With each job you complete, you earn money that can be spent on upgrades. These upgrades can range from added combat passives to different cooking tools. Depending on the kind of dishes you need and want to focus on, certain items and upgrades will work better than others. There are even items that can yield greater points for your dish by adding an element of risk to the preparation.

Outside of the main game, Battle Chef Brigade features three standalone modes: challenge duels, restaurant rush, and platform brawling. These are more or less the same as they are in story mode, with a couple small additions that bring quite a bit of replayability to the table. The challenge duels will actually cycle out on a regular basis, bringing new characters, loadouts, and competitors to the table.
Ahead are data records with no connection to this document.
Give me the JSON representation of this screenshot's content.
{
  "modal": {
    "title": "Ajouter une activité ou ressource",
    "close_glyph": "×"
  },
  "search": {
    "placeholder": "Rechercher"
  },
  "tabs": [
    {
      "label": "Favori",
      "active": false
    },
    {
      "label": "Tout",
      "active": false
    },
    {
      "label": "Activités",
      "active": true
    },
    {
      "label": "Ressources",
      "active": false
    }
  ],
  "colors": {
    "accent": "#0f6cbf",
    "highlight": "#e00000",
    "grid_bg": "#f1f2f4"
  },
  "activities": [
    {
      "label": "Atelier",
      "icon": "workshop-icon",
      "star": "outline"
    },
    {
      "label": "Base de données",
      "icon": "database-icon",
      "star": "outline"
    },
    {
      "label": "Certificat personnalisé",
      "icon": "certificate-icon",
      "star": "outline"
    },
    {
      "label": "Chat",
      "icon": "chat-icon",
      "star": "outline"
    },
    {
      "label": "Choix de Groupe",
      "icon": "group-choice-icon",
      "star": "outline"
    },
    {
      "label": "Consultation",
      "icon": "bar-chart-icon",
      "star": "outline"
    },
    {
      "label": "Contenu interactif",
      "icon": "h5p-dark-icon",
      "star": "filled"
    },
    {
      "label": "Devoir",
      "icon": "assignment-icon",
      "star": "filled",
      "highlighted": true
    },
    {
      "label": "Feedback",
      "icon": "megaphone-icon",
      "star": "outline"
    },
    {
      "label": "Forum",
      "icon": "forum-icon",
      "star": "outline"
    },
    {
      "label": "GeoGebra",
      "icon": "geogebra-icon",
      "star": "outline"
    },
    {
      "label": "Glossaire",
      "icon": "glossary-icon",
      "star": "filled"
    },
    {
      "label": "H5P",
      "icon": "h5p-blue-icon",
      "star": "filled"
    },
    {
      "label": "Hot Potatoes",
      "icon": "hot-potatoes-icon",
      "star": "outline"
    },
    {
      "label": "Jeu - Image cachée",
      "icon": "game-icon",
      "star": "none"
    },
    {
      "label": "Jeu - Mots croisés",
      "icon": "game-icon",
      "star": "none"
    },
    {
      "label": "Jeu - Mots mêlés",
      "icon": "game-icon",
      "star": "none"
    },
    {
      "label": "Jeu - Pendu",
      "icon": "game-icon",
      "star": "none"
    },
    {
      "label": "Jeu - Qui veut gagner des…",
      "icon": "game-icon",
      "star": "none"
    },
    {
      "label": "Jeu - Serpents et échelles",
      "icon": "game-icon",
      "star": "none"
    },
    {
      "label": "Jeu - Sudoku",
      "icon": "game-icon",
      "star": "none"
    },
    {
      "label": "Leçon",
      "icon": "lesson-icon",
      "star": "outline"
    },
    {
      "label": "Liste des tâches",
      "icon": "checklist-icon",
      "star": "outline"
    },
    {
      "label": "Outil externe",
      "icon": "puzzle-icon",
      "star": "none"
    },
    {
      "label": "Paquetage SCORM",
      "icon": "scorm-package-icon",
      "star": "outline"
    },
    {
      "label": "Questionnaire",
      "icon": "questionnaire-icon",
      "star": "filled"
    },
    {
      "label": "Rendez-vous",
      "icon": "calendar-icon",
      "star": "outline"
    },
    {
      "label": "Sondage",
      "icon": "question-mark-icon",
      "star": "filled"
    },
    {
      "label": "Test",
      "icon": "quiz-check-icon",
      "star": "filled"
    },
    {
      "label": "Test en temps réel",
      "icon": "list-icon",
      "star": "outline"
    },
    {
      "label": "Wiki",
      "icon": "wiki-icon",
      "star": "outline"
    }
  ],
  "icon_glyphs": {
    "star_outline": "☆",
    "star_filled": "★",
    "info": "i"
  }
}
For all three modes, however, daily leaderboards show players’ top scores. These were nice additions, as the core gameplay mechanics have decently high skill ceilings. You can get by well enough, but it’s possible to become extremely proficient at the game (the top leaderboard scores regularly have a large margin between them and lower scores). Although it might seem small at first, these added features do much to add to the game’s staying power by tying social competition into the player’s motivation to do well.

There’s nothing more satisfying than seeing your creations lined up in the post-Victory screen. Many duels ended with me being pleasantly surprised that I’d managed to cobble together a dish that delighted the judges.

A Great Dish That’s Close to Perfect

The story, unfortunately, is also where the bulk of my issues with Battle Chef Brigade lie. A lot of details and characters get tossed out with little to no setup. An event partway through the game separates Mina from her friends. Major events occur while she is away and little is done to explain things to the player.  As a result of this stilted pacing, the game’s story is a great idea that comes just short of being excellent.

It’s a bit of a shame, as there’s such a fun attention to detail that permeates this game. I want to know more about these that get thrown at me, but the game more or less tells me to just roll with it. That said, it doesn’t stop the game from being any less entertaining or charming.

Kyle grew up with a controller in one hand and a book in the other. He would've put something else in a third hand, but science isn't quite there yet. In the meantime, he makes do with watching things like television, film, and anime. He can be found posting ramblings on or trying to hop on the social media bandwagon @LikeTheRogue